Andersen then contacted the Director of the Academy of Music, Siboni, asking the housekeeper at the door for a job singing. Ushered into the living room where the Director was giving a dinner party, Andersen sang a song or two, and immediately endeared himself to the guests. And for the next several months he was given dinner each evening at a different guest's home, until he found the patronage of Jonas Collin, one time head of the Royal Theater, who educated him and supported his earliest travels abroad, beginning in 1831.

From 1835 to 1839, Andersen produced a novel The Improvisatore and wrote several of the tales that were later to make him world famous, including “The Princess and the Pea,” “The Emperor's New Clothes,” and “The Little Mermaid.” Throughout his life, however, he continued to travel, making over twenty-nine journeys abroad. In his homeland and elsewhere in Europe, he is also well known for the books describing these journeys.

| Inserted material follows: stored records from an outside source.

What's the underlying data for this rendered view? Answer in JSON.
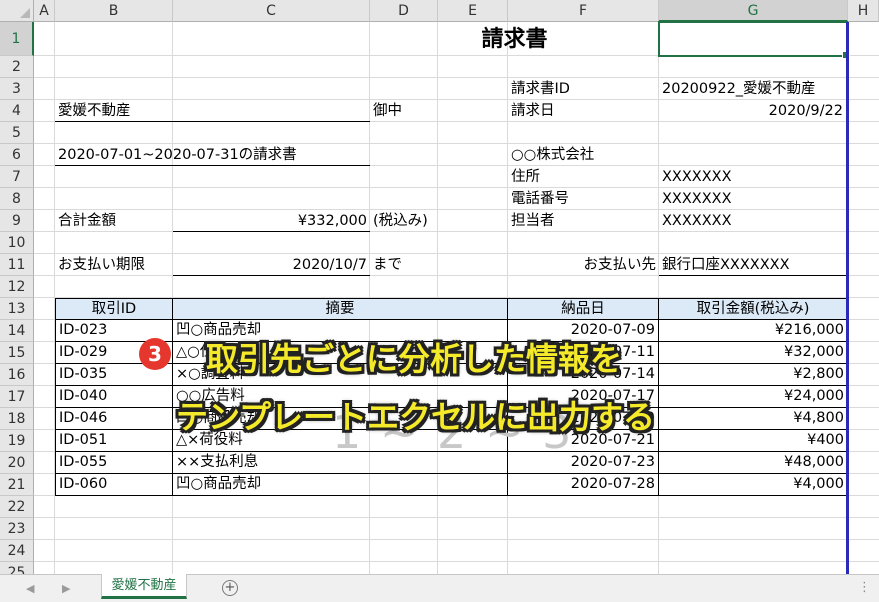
{
  "columns": [
    "A",
    "B",
    "C",
    "D",
    "E",
    "F",
    "G",
    "H"
  ],
  "rows": [
    "1",
    "2",
    "3",
    "4",
    "5",
    "6",
    "7",
    "8",
    "9",
    "10",
    "11",
    "12",
    "13",
    "14",
    "15",
    "16",
    "17",
    "18",
    "19",
    "20",
    "21",
    "22",
    "23",
    "24",
    "25"
  ],
  "selected_column": "G",
  "selected_row": "1",
  "invoice": {
    "title": "請求書",
    "client": "愛媛不動産",
    "honorific": "御中",
    "period": "2020-07-01~2020-07-31の請求書",
    "total_label": "合計金額",
    "total_value": "¥332,000",
    "tax_note": "(税込み)",
    "due_label": "お支払い期限",
    "due_value": "2020/10/7",
    "due_suffix": "まで",
    "invoice_id_label": "請求書ID",
    "invoice_id_value": "20200922_愛媛不動産",
    "invoice_date_label": "請求日",
    "invoice_date_value": "2020/9/22",
    "company": "○○株式会社",
    "address_label": "住所",
    "address_value": "XXXXXXX",
    "phone_label": "電話番号",
    "phone_value": "XXXXXXX",
    "staff_label": "担当者",
    "staff_value": "XXXXXXX",
    "payee_label": "お支払い先",
    "payee_value": "銀行口座XXXXXXX"
  },
  "table": {
    "headers": [
      "取引ID",
      "摘要",
      "納品日",
      "取引金額(税込み)"
    ],
    "rows": [
      [
        "ID-023",
        "凹○商品売却",
        "2020-07-09",
        "¥216,000"
      ],
      [
        "ID-029",
        "△○仕入",
        "2020-07-11",
        "¥32,000"
      ],
      [
        "ID-035",
        "×○調査料",
        "2020-07-14",
        "¥2,800"
      ],
      [
        "ID-040",
        "○○広告料",
        "2020-07-17",
        "¥24,000"
      ],
      [
        "ID-046",
        "凹○商品売却",
        "2020-07-19",
        "¥4,800"
      ],
      [
        "ID-051",
        "△×荷役料",
        "2020-07-21",
        "¥400"
      ],
      [
        "ID-055",
        "××支払利息",
        "2020-07-23",
        "¥48,000"
      ],
      [
        "ID-060",
        "凹○商品売却",
        "2020-07-28",
        "¥4,000"
      ]
    ]
  },
  "overlay": {
    "badge": "3",
    "line1": "取引先ごとに分析した情報を",
    "line2": "テンプレートエクセルに出力する",
    "ghost": "1 ~ 2 ~ 3"
  },
  "sheet_tab": "愛媛不動産",
  "tab_add": "⊕",
  "tab_dots": "⋮",
  "nav_prev": "◀",
  "nav_next": "▶",
  "colors": {
    "accent": "#217346",
    "header_fill": "#dce9f7",
    "overlay_text": "#f5ea2a",
    "badge": "#e6372f"
  }
}
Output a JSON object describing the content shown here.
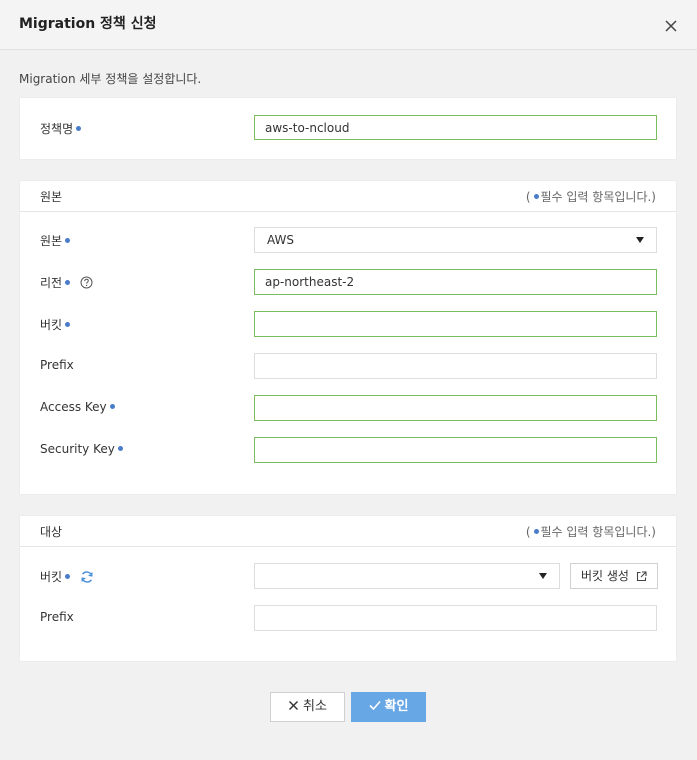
{
  "dialog": {
    "title": "Migration 정책 신청",
    "description": "Migration 세부 정책을 설정합니다."
  },
  "policy": {
    "name_label": "정책명",
    "name_value": "aws-to-ncloud"
  },
  "source": {
    "section_title": "원본",
    "required_note_open": "(",
    "required_note_text": "필수 입력 항목입니다.)",
    "origin_label": "원본",
    "origin_value": "AWS",
    "region_label": "리전",
    "region_value": "ap-northeast-2",
    "bucket_label": "버킷",
    "bucket_value": "",
    "prefix_label": "Prefix",
    "prefix_value": "",
    "access_key_label": "Access Key",
    "access_key_value": "",
    "security_key_label": "Security Key",
    "security_key_value": ""
  },
  "target": {
    "section_title": "대상",
    "required_note_open": "(",
    "required_note_text": "필수 입력 항목입니다.)",
    "bucket_label": "버킷",
    "bucket_value": "",
    "create_bucket_label": "버킷 생성",
    "prefix_label": "Prefix",
    "prefix_value": ""
  },
  "actions": {
    "cancel_label": "취소",
    "confirm_label": "확인"
  },
  "colors": {
    "accent": "#68a7e5",
    "required_dot": "#4a7cc9",
    "valid_border": "#7cbd5e"
  },
  "icons": {
    "close": "close-icon",
    "help": "help-icon",
    "refresh": "refresh-icon",
    "external_link": "external-link-icon",
    "check": "check-icon",
    "cancel": "x-icon"
  }
}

Translator Anastazia Little has gathered much of this travel writing, which shows him accumulating ideas for his stories in the midst of foreign settings, agonizing over adverse criticism, and displaying a near neurotic concern for his health—all of which makes for fascinating and entertaining reading.